Work task -
Read through the records. Copy each line that has the word "label".

Information shown -
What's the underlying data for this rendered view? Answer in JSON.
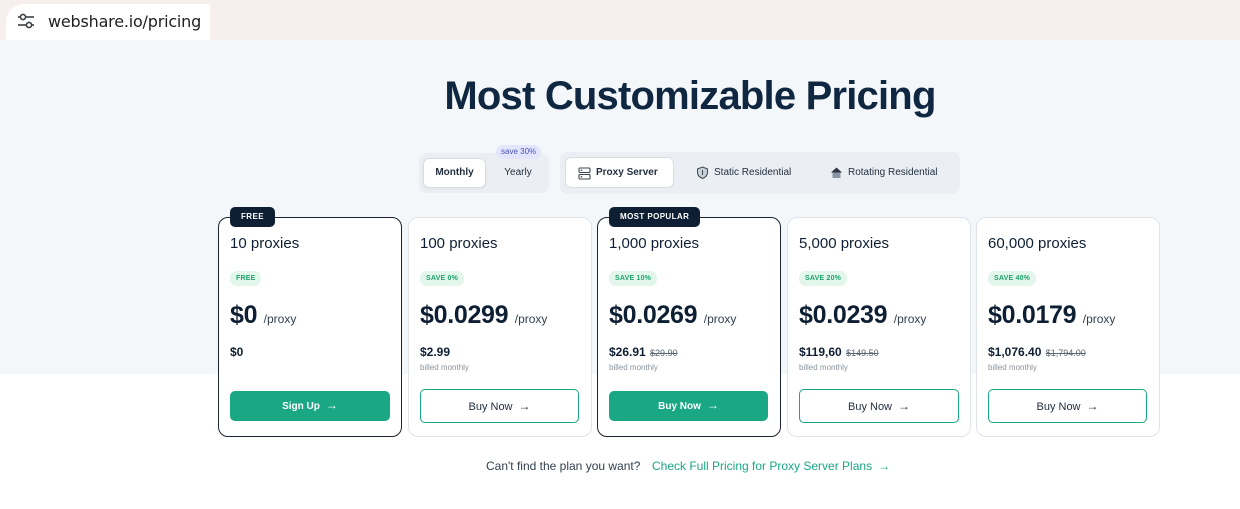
{
  "browser": {
    "url": "webshare.io/pricing",
    "site_settings_icon": "tune-icon"
  },
  "hero": {
    "title": "Most Customizable Pricing"
  },
  "billing_toggle": {
    "options": [
      "Monthly",
      "Yearly"
    ],
    "selected": "Monthly",
    "yearly_badge": "save 30%"
  },
  "proxy_types": {
    "options": [
      {
        "label": "Proxy Server",
        "icon": "server-icon"
      },
      {
        "label": "Static Residential",
        "icon": "shield-icon"
      },
      {
        "label": "Rotating Residential",
        "icon": "house-icon"
      }
    ],
    "selected": "Proxy Server"
  },
  "plans": [
    {
      "tag": "FREE",
      "name": "10 proxies",
      "save": "FREE",
      "price": "$0",
      "unit": "/proxy",
      "billed": "$0",
      "billed_old": "",
      "billed_note": "",
      "cta": "Sign Up"
    },
    {
      "tag": "",
      "name": "100 proxies",
      "save": "SAVE 0%",
      "price": "$0.0299",
      "unit": "/proxy",
      "billed": "$2.99",
      "billed_old": "",
      "billed_note": "billed monthly",
      "cta": "Buy Now"
    },
    {
      "tag": "MOST POPULAR",
      "name": "1,000 proxies",
      "save": "SAVE 10%",
      "price": "$0.0269",
      "unit": "/proxy",
      "billed": "$26.91",
      "billed_old": "$29.90",
      "billed_note": "billed monthly",
      "cta": "Buy Now"
    },
    {
      "tag": "",
      "name": "5,000 proxies",
      "save": "SAVE 20%",
      "price": "$0.0239",
      "unit": "/proxy",
      "billed": "$119,60",
      "billed_old": "$149.50",
      "billed_note": "billed monthly",
      "cta": "Buy Now"
    },
    {
      "tag": "",
      "name": "60,000 proxies",
      "save": "SAVE 40%",
      "price": "$0.0179",
      "unit": "/proxy",
      "billed": "$1,076.40",
      "billed_old": "$1,794.00",
      "billed_note": "billed monthly",
      "cta": "Buy Now"
    }
  ],
  "footer": {
    "question": "Can't find the plan you want?",
    "link": "Check Full Pricing for Proxy Server Plans"
  },
  "colors": {
    "accent": "#1aa784",
    "dark": "#0f1f33",
    "save_green": "#1fa36b"
  }
}
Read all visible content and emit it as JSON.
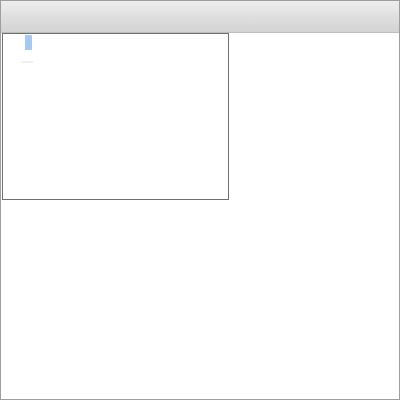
{
  "window": {
    "title": ""
  },
  "editor": {
    "content": "",
    "selection_color": "#a8c8f0"
  },
  "colors": {
    "titlebar_top": "#eeeeee",
    "titlebar_bottom": "#d3d3d3",
    "window_border": "#9e9e9e",
    "editor_border": "#6f6f6f",
    "background": "#ffffff"
  }
}
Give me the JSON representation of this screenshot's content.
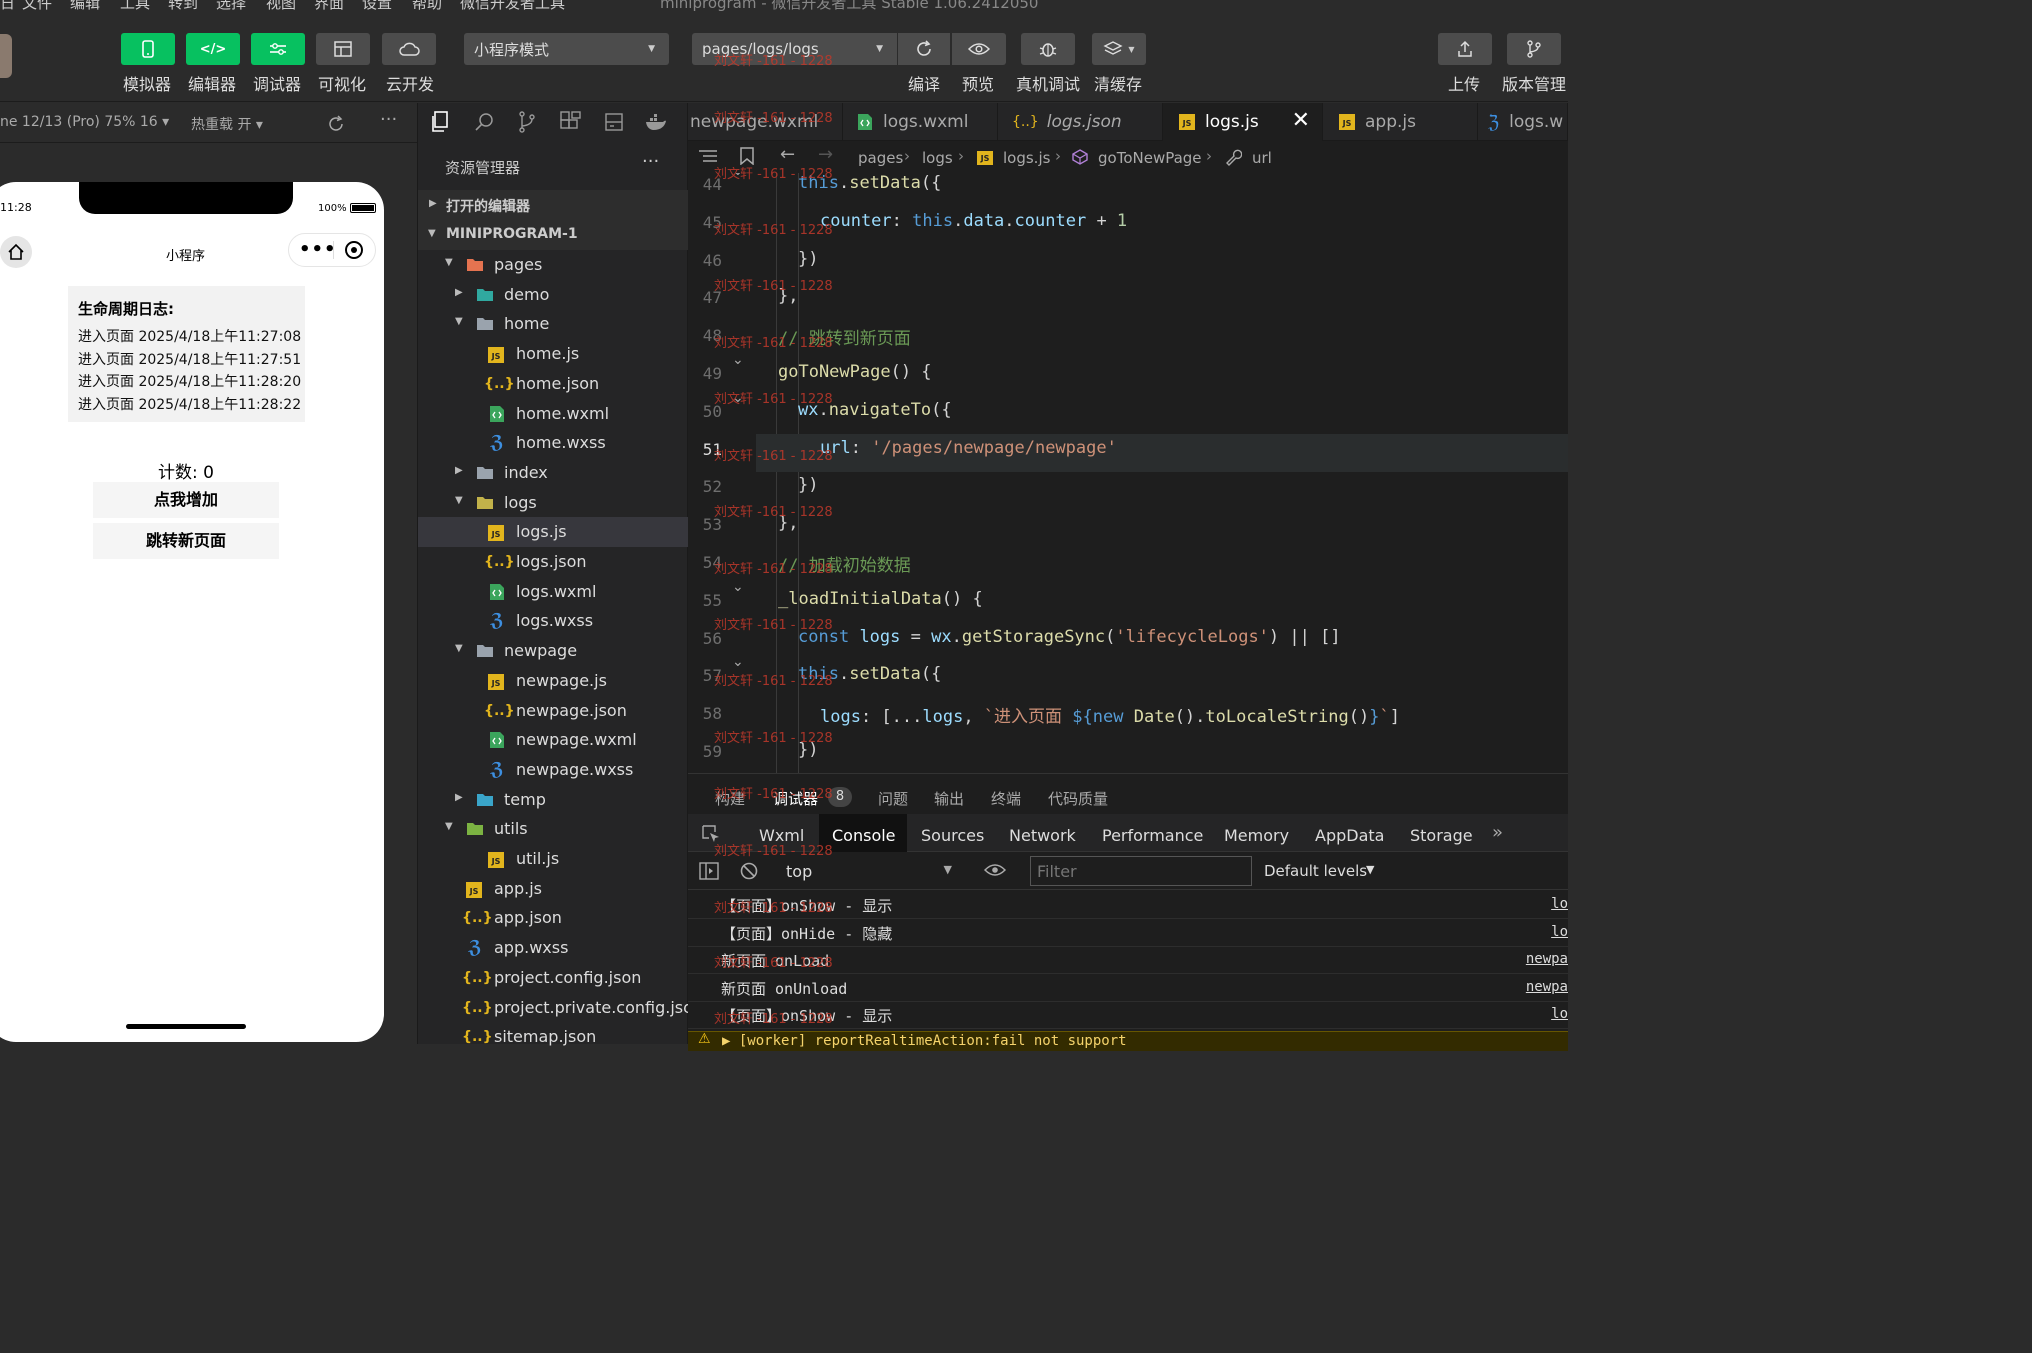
{
  "menubar": {
    "items": [
      "文件",
      "编辑",
      "工具",
      "转到",
      "选择",
      "视图",
      "界面",
      "设置",
      "帮助",
      "微信开发者工具"
    ],
    "title": "miniprogram - 微信开发者工具 Stable 1.06.2412050"
  },
  "toolbar": {
    "buttons": [
      {
        "label": "模拟器",
        "icon": "phone-icon"
      },
      {
        "label": "编辑器",
        "icon": "code-icon"
      },
      {
        "label": "调试器",
        "icon": "debug-icon"
      },
      {
        "label": "可视化",
        "icon": "layout-icon"
      },
      {
        "label": "云开发",
        "icon": "cloud-icon"
      }
    ],
    "mode": "小程序模式",
    "page_path": "pages/logs/logs",
    "actions": [
      "编译",
      "预览",
      "真机调试",
      "清缓存"
    ],
    "right_actions": [
      "上传",
      "版本管理"
    ]
  },
  "simbar": {
    "device": "ne 12/13 (Pro) 75% 16 ▾",
    "hot_reload": "热重载 开 ▾"
  },
  "phone": {
    "time": "11:28",
    "battery": "100%",
    "title": "小程序",
    "logs_title": "生命周期日志:",
    "logs": [
      "进入页面 2025/4/18上午11:27:08",
      "进入页面 2025/4/18上午11:27:51",
      "进入页面 2025/4/18上午11:28:20",
      "进入页面 2025/4/18上午11:28:22"
    ],
    "counter": "计数: 0",
    "btn_add": "点我增加",
    "btn_nav": "跳转新页面"
  },
  "explorer": {
    "title": "资源管理器",
    "open_editors": "打开的编辑器",
    "root": "MINIPROGRAM-1",
    "tree": [
      {
        "name": "pages",
        "type": "folder-pages",
        "depth": 1,
        "open": true
      },
      {
        "name": "demo",
        "type": "folder-demo",
        "depth": 2,
        "open": false
      },
      {
        "name": "home",
        "type": "folder",
        "depth": 2,
        "open": true
      },
      {
        "name": "home.js",
        "type": "js",
        "depth": 3
      },
      {
        "name": "home.json",
        "type": "json",
        "depth": 3
      },
      {
        "name": "home.wxml",
        "type": "wxml",
        "depth": 3
      },
      {
        "name": "home.wxss",
        "type": "wxss",
        "depth": 3
      },
      {
        "name": "index",
        "type": "folder",
        "depth": 2,
        "open": false
      },
      {
        "name": "logs",
        "type": "folder-logs",
        "depth": 2,
        "open": true
      },
      {
        "name": "logs.js",
        "type": "js",
        "depth": 3,
        "selected": true
      },
      {
        "name": "logs.json",
        "type": "json",
        "depth": 3
      },
      {
        "name": "logs.wxml",
        "type": "wxml",
        "depth": 3
      },
      {
        "name": "logs.wxss",
        "type": "wxss",
        "depth": 3
      },
      {
        "name": "newpage",
        "type": "folder",
        "depth": 2,
        "open": true
      },
      {
        "name": "newpage.js",
        "type": "js",
        "depth": 3
      },
      {
        "name": "newpage.json",
        "type": "json",
        "depth": 3
      },
      {
        "name": "newpage.wxml",
        "type": "wxml",
        "depth": 3
      },
      {
        "name": "newpage.wxss",
        "type": "wxss",
        "depth": 3
      },
      {
        "name": "temp",
        "type": "folder-temp",
        "depth": 2,
        "open": false
      },
      {
        "name": "utils",
        "type": "folder-utils",
        "depth": 1,
        "open": true
      },
      {
        "name": "util.js",
        "type": "js",
        "depth": 3
      },
      {
        "name": "app.js",
        "type": "js",
        "depth": 2
      },
      {
        "name": "app.json",
        "type": "json",
        "depth": 2
      },
      {
        "name": "app.wxss",
        "type": "wxss",
        "depth": 2
      },
      {
        "name": "project.config.json",
        "type": "json",
        "depth": 2
      },
      {
        "name": "project.private.config.json",
        "type": "json",
        "depth": 2
      },
      {
        "name": "sitemap.json",
        "type": "json",
        "depth": 2
      }
    ]
  },
  "tabs": [
    {
      "name": "newpage.wxml",
      "type": "none"
    },
    {
      "name": "logs.wxml",
      "type": "wxml"
    },
    {
      "name": "logs.json",
      "type": "json"
    },
    {
      "name": "logs.js",
      "type": "js",
      "active": true
    },
    {
      "name": "app.js",
      "type": "js"
    },
    {
      "name": "logs.w",
      "type": "wxss"
    }
  ],
  "breadcrumb": [
    "pages",
    "logs",
    "logs.js",
    "goToNewPage",
    "url"
  ],
  "code_lines": [
    {
      "n": "44",
      "html": "<span class='kw'>this</span>.<span class='fn'>setData</span>({"
    },
    {
      "n": "45",
      "html": "<span class='prop'>counter</span>: <span class='kw'>this</span>.<span class='prop'>data</span>.<span class='prop'>counter</span> + <span class='num'>1</span>"
    },
    {
      "n": "46",
      "html": "})"
    },
    {
      "n": "47",
      "html": "},"
    },
    {
      "n": "48",
      "html": "<span class='cm'>// 跳转到新页面</span>"
    },
    {
      "n": "49",
      "html": "<span class='fn'>goToNewPage</span>() {"
    },
    {
      "n": "50",
      "html": "<span class='prop'>wx</span>.<span class='fn'>navigateTo</span>({"
    },
    {
      "n": "51",
      "html": "<span class='prop'>url</span>: <span class='str'>'/pages/newpage/newpage'</span>"
    },
    {
      "n": "52",
      "html": "})"
    },
    {
      "n": "53",
      "html": "},"
    },
    {
      "n": "54",
      "html": "<span class='cm'>// 加载初始数据</span>"
    },
    {
      "n": "55",
      "html": "<span class='fn'>_loadInitialData</span>() {"
    },
    {
      "n": "56",
      "html": "<span class='kw'>const</span> <span class='prop'>logs</span> = <span class='prop'>wx</span>.<span class='fn'>getStorageSync</span>(<span class='str'>'lifecycleLogs'</span>) || []"
    },
    {
      "n": "57",
      "html": "<span class='kw'>this</span>.<span class='fn'>setData</span>({"
    },
    {
      "n": "58",
      "html": "<span class='prop'>logs</span>: [...<span class='prop'>logs</span>, <span class='str'>`进入页面 </span><span class='kw'>${new</span> <span class='fn'>Date</span>().<span class='fn'>toLocaleString</span>()<span class='kw'>}</span><span class='str'>`</span>]"
    },
    {
      "n": "59",
      "html": "})"
    }
  ],
  "watermark": "刘文轩 -161 - 1228",
  "panel": {
    "tabs": [
      "构建",
      "调试器",
      "问题",
      "输出",
      "终端",
      "代码质量"
    ],
    "debugger_badge": "8",
    "devtabs": [
      "Wxml",
      "Console",
      "Sources",
      "Network",
      "Performance",
      "Memory",
      "AppData",
      "Storage"
    ],
    "context": "top",
    "filter_placeholder": "Filter",
    "levels": "Default levels",
    "console_rows": [
      {
        "text": "【页面】onShow - 显示",
        "src": "lo"
      },
      {
        "text": "【页面】onHide - 隐藏",
        "src": "lo"
      },
      {
        "text": "新页面 onLoad",
        "src": "newpa"
      },
      {
        "text": "新页面 onUnload",
        "src": "newpa"
      },
      {
        "text": "【页面】onShow - 显示",
        "src": "lo"
      }
    ],
    "warning": "▶ [worker] reportRealtimeAction:fail not support"
  }
}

Exercise output -
        "label": "Proxy Server",
        "label": "Static Residential",
        "label": "Rotating Residential",
        "label": "模拟器",
        "label": "编辑器",
        "label": "调试器",
        "label": "可视化",
        "label": "云开发",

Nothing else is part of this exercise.